YOUR INSTRUCTIONS: Search the listing for the string "Increase" and copy every line that contains it.

RECORDS SUPPLIED:
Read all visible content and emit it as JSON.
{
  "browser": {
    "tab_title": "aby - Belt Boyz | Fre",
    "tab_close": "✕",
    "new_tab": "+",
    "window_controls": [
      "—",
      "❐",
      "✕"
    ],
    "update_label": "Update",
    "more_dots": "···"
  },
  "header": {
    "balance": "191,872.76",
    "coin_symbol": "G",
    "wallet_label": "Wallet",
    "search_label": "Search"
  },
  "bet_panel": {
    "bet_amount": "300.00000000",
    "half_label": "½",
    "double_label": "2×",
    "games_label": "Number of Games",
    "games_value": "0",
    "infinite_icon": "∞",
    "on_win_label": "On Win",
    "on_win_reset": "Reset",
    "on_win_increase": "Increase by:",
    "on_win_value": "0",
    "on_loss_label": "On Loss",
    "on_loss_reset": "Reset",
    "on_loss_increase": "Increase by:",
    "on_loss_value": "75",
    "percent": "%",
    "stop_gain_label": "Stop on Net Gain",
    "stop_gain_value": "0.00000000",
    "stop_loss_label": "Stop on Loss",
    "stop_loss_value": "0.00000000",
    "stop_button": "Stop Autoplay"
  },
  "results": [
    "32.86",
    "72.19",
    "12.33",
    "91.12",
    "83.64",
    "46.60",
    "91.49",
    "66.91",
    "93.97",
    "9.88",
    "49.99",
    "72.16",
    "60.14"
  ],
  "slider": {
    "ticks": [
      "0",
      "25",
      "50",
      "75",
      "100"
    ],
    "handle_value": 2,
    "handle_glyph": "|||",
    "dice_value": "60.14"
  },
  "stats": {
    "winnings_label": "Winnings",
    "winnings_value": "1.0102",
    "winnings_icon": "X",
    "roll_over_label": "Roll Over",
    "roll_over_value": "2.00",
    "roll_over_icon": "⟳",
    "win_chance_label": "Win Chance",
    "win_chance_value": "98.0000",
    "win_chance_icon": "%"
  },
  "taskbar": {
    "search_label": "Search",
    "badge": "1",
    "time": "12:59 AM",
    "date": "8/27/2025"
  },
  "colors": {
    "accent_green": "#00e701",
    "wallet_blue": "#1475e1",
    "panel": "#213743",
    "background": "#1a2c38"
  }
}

ANSWER SECTION:
    "on_win_increase": "Increase by:",
    "on_loss_increase": "Increase by:",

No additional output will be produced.